So we go home and chat about ‘the offer’. Mia does cooks terrific Thai food for herself and me, twice a day, every day in our home.
A large concern for Mia is the fluency of English and the language barrier. I assure Mia I will be there and act as interpreter, if and when required.
So we figure that we have nothing to lose and Mia has everything to gain!
So a couple of days later we go back to the local bank branch and we have the usual chat with the staff, especially with the lady teller in particular that had made the cooking request.
We arrange with her a mutually agreeable day that she will come around to our house at lunchtime.
Mia decides to ‘show case’ a Thai soup, Thai curry and a noodle dish.
We figure to prepare, cook and eat the above dishes will take about 3 hours.
So we decided on the following format, which will flow like this:
Ø Guests come and we have a 10 minute chat to ‘Break the Ice’
– We usually derive their interest in Thai food and Thailand experience
Ø Then guest are shown how to wash and cook rice with electric rice cooker
– Amazing how many ways people cook rice and with limited success
Ø Mia then prepares ingredients for 1st dish – Thom Yum (Thai soup)
– Chops vegetables to size
– Shows what you do with lemongrass, ginger and Kaffir lime leaves
– Dish is then cooked – guests can be as hands on as they wish!

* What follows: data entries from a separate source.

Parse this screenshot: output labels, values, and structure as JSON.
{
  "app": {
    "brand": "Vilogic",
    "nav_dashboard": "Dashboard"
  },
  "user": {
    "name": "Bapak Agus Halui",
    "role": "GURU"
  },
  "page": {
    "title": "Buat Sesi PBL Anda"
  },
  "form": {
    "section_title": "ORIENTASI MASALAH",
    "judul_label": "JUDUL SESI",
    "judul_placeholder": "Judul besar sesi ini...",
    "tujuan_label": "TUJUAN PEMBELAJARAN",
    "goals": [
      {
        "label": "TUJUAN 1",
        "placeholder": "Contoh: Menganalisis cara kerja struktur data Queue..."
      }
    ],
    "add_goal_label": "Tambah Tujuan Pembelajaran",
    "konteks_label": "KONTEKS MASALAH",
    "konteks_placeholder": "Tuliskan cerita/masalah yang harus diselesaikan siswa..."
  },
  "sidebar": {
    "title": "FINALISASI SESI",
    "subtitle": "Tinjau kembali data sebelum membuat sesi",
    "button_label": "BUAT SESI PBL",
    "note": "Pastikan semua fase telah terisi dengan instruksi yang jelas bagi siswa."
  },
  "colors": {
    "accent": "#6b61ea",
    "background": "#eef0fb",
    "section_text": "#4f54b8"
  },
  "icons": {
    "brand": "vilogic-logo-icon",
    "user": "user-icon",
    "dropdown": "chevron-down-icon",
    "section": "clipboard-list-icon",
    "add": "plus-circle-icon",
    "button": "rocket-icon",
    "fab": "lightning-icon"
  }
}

– We all then sit down to eat the soup, talk and discuss how it could be changed to suit individual tastes
Ø Mia goes around the 2nd time with a Thai curry
Ø Then again a 3rd time with a noodle dish.
Ø My role is Mia’s ‘Kitchen Bitch’ – cleaning and wash dishes!
It’s been a couple of months now and the above methodology usually takes between 3 and 4 hours.
We usually host between 1 and 5 people at a sitting.
Mia now has a webpage promoting her Thai take away menu, the Thai cooking workshops and also photos of all the Thai ingredients required, to assist people when they go out shopping.
Mia’s customers get emailed all our Thai recipes after the workshop.
The business model is highly social. Mia and I get to meet many local people who have a genuine interest either in Thai food, Thailand or even better, both!!
The visitors of course pay Mia for her time and to cook. However Mia was going to cook for the two of us anyway! We smile at this!
Cooking is something that Mia very much enjoys (I too enjoy the results!!) for the two of us, so we see this just as an extension of this.
For Mia there are many many tangible benefits coming out of this new venture:
Ø Quickly growing mastery of the English language intricacies
Ø Confidence conversing understanding quickly spoken Farangs in English
Ø A passion, that now pays Mia money without leaving home to go to work
Ø Socialising into the Farang local community. People she has met through the Thai cooking workshops, now stop and wish to speak to Mia whilst Mia is out and about.
Ø Mia now has repeat customers, returning for advanced Thai cooking lessons. Maybe to make money bags or spring rolls.
Ø Word of mouth is spreading like wild fire. Mia’s business seems to have naturally filled an undiscovered gap in the market for the love of things Thai.
So to all my other comrade “Saamee Farangs” out there, maybe if you Mia is wanting to start a small business, try out Thai cooking classes based at your home.
From our joint experience there appears to be nothing negative to lose and just about everything positive to be gained.
Before the above venture I have alluded to today, Mia had already started a small home-based Thai food takeaway business. She had regular customers, however maybe not as many as we had hoped for.
Now after 14 months in Farangland, Mia finds herself with twin revenue streams.
The two business models complement each other perfectly and now we find one business stream usually leads new business to the other within a matter of weeks.
This is really great! Thai women can get bored very easily so if you can get her doing something she enjoys AND making money at the same time then you are on to a real winner!